The effect of vitamin D2 and vitamin D3 on intestinal calcium absorption in Nigerian children with rickets.J Clin Endocrinol Metab. 2009 Sep; 94(9):3314-21.JC
Children with calcium-deficiency rickets have high 1,25-dihydroxyvitamin D values.
The objective of the study was to determine whether vitamin D increased calcium absorption.
This was an experimental study.
The study was conducted at a teaching hospital.
Participants included 17 children with nutritional rickets.
The participants were randomized to 1.25 mg oral vitamin D(3) (n = 8) or vitamin D(2) (n = 9).
MAIN OUTCOME MEASURE
Fractional calcium absorption 3 da after vitamin D administration was measured.

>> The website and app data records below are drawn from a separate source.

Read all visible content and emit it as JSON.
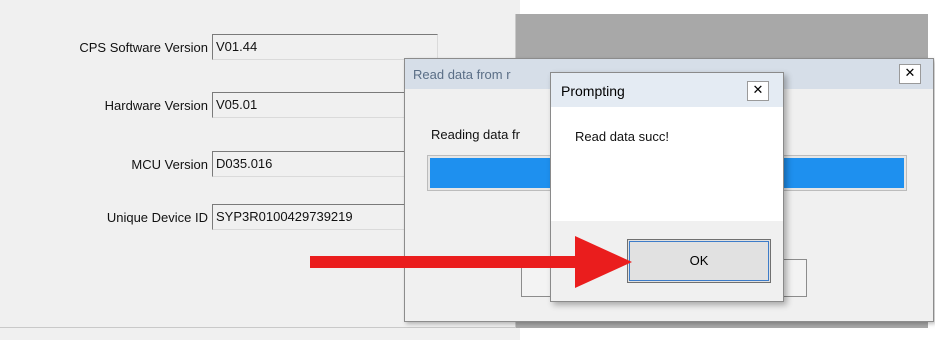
{
  "main": {
    "fields": [
      {
        "label": "CPS Software Version",
        "value": "V01.44"
      },
      {
        "label": "Hardware Version",
        "value": "V05.01"
      },
      {
        "label": "MCU Version",
        "value": "D035.016"
      },
      {
        "label": "Unique Device ID",
        "value": "SYP3R0100429739219"
      }
    ]
  },
  "read_dialog": {
    "title": "Read data from r",
    "status": "Reading data fr",
    "progress_percent": 100,
    "close_glyph": "✕"
  },
  "prompt": {
    "title": "Prompting",
    "close_glyph": "✕",
    "message": "Read data succ!",
    "ok_label": "OK"
  },
  "colors": {
    "progress": "#1e90ef",
    "arrow": "#ea1d1d",
    "titlebar_inactive": "#d6dee8"
  }
}
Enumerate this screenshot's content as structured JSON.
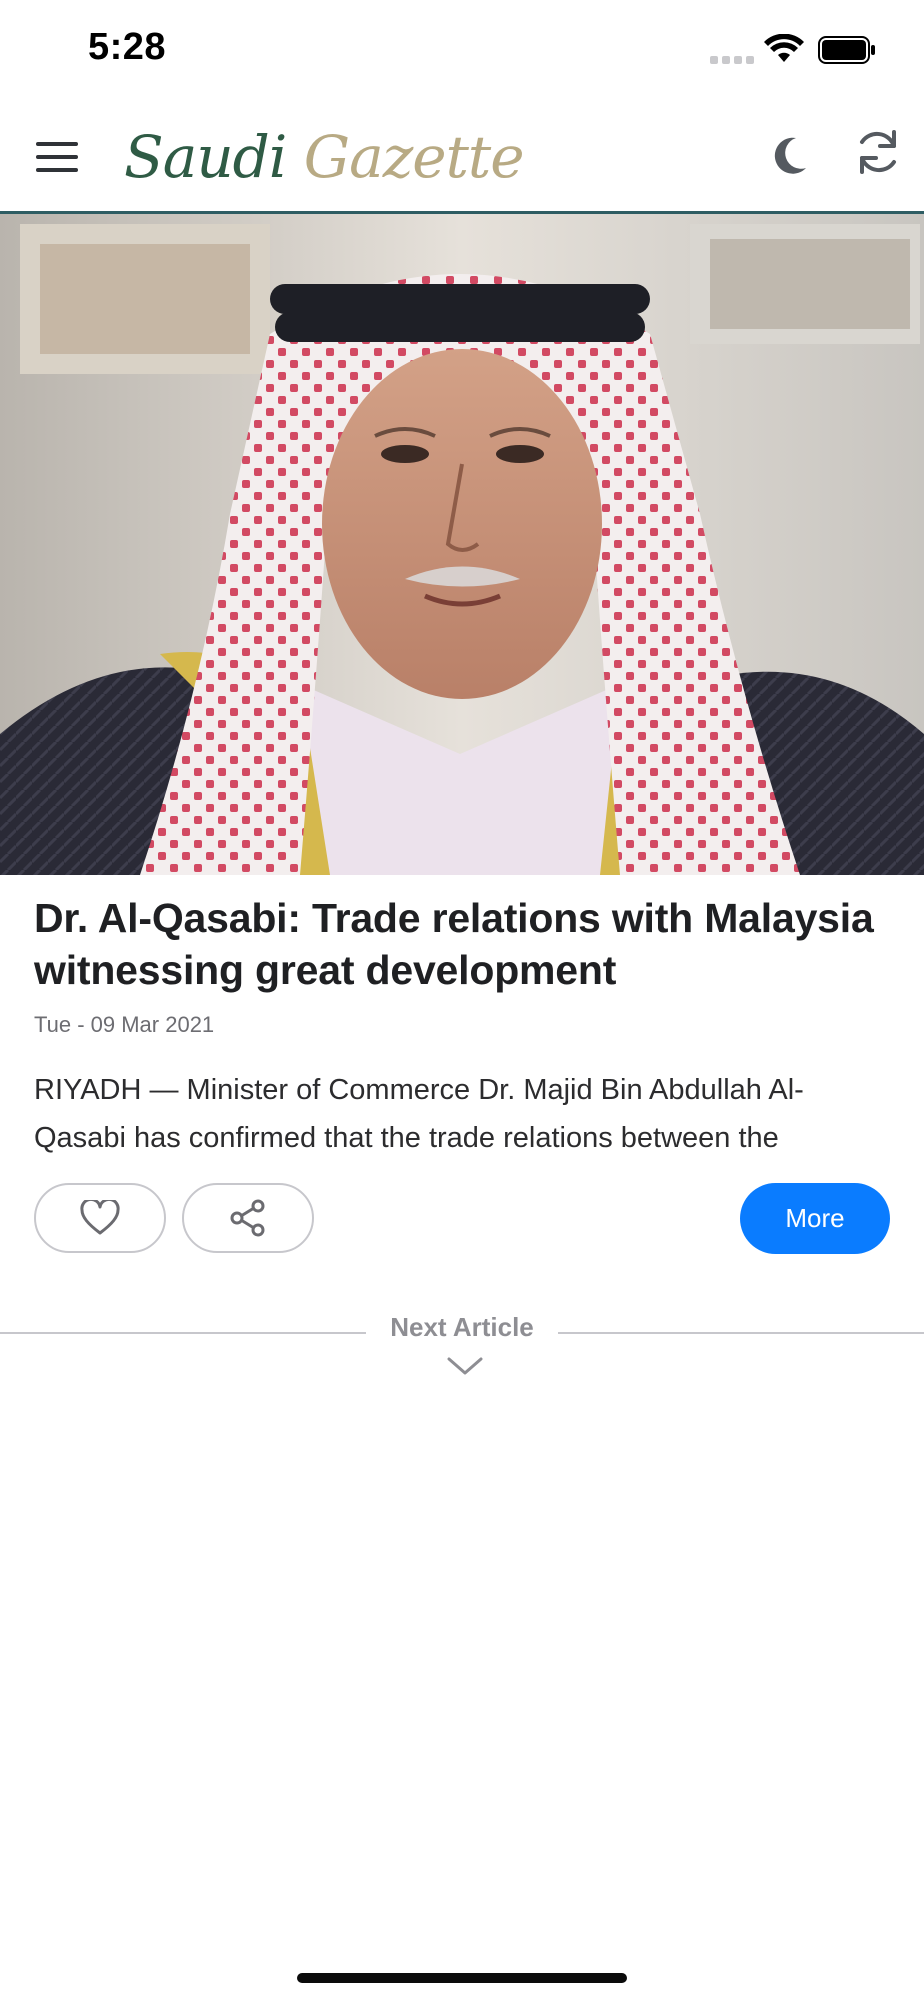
{
  "status_bar": {
    "time": "5:28"
  },
  "header": {
    "brand_first": "Saudi",
    "brand_second": "Gazette",
    "icons": {
      "menu": "hamburger-menu-icon",
      "dark_mode": "moon-icon",
      "refresh": "refresh-icon"
    },
    "colors": {
      "brand_green": "#2f5b45",
      "brand_gold": "#b8aa84",
      "header_border": "#2e5d63"
    }
  },
  "article": {
    "image_alt": "Portrait of Dr. Majid Al-Qasabi",
    "title": "Dr. Al-Qasabi: Trade relations with Malaysia witnessing great development",
    "date": "Tue - 09 Mar 2021",
    "excerpt": "RIYADH — Minister of Commerce Dr. Majid Bin Abdullah Al-Qasabi has confirmed that the trade relations between the"
  },
  "actions": {
    "like_icon": "heart-icon",
    "share_icon": "share-icon",
    "more_label": "More",
    "accent_color": "#0a7cff"
  },
  "next": {
    "label": "Next Article",
    "icon": "chevron-down-icon"
  }
}
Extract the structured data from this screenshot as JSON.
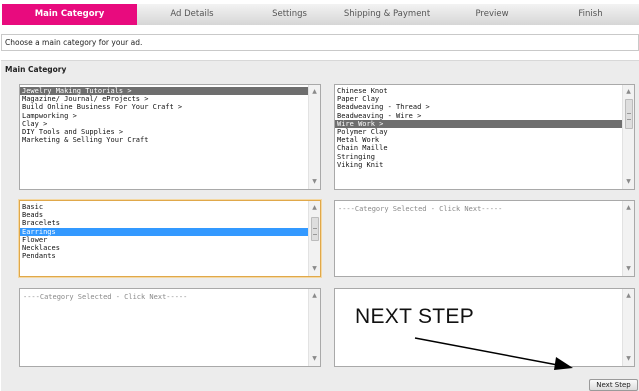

Mean baseline 25-hydroxyvitamin D concentrations were 20 ng/ml (range 5-31 ng/ml). The increase in 25-hydroxyvitamin D was equivalent after vitamin D(3) (29 +/- 10 ng/ml) or vitamin D(2) (29 +/- 17 ng/ml). Mean 1,25-dihydroxyvitamin D values increased from 143 +/- 76 pg/ml to 243 +/- 102 pg/ml (P = 0.001), and the increase in 1,25-dihydroxyvitamin D did not differ between vitamin D(2) and vitamin D(3) (107 +/- 110 and 91 +/- 102 ng/ml, respectively). The increment in 1,25-dihydroxyvitamin D was explained almost entirely by the baseline 25-hydroxyvitamin D concentration (r(2) = 0.72; P < 0.001). Mean fractional calcium absorption did not differ before (52.6 +/- 21.4%) or after (53.2 +/- 23.5%) vitamin D, and effects of vitamin D(2) and vitamin D(3) on calcium absorption were not significantly different. Fractional calcium absorption was not closely related to concentrations of 25-hydroxyvitamin D (r = 0.01, P = 0.93) or 1,25-dihydroxyvitamin D (r = 0.21, P = 0.24). The effect of vitamin D on calcium absorption did not vary with baseline 25-hydroxyvitamin D values or with the absolute increase in 25-hydroxyvitamin D or 1,25-dihydroxyvitamin D values.
Despite similar increases in 25-hydroxyvitamin D and 1,25-dihydroxyvitamin D with vitamin D(2) or vitamin D(3), fractional calcium absorption did not increase, indicating that rickets in Nigerian children is not primarily due to vitamin D-deficient calcium malabsorption.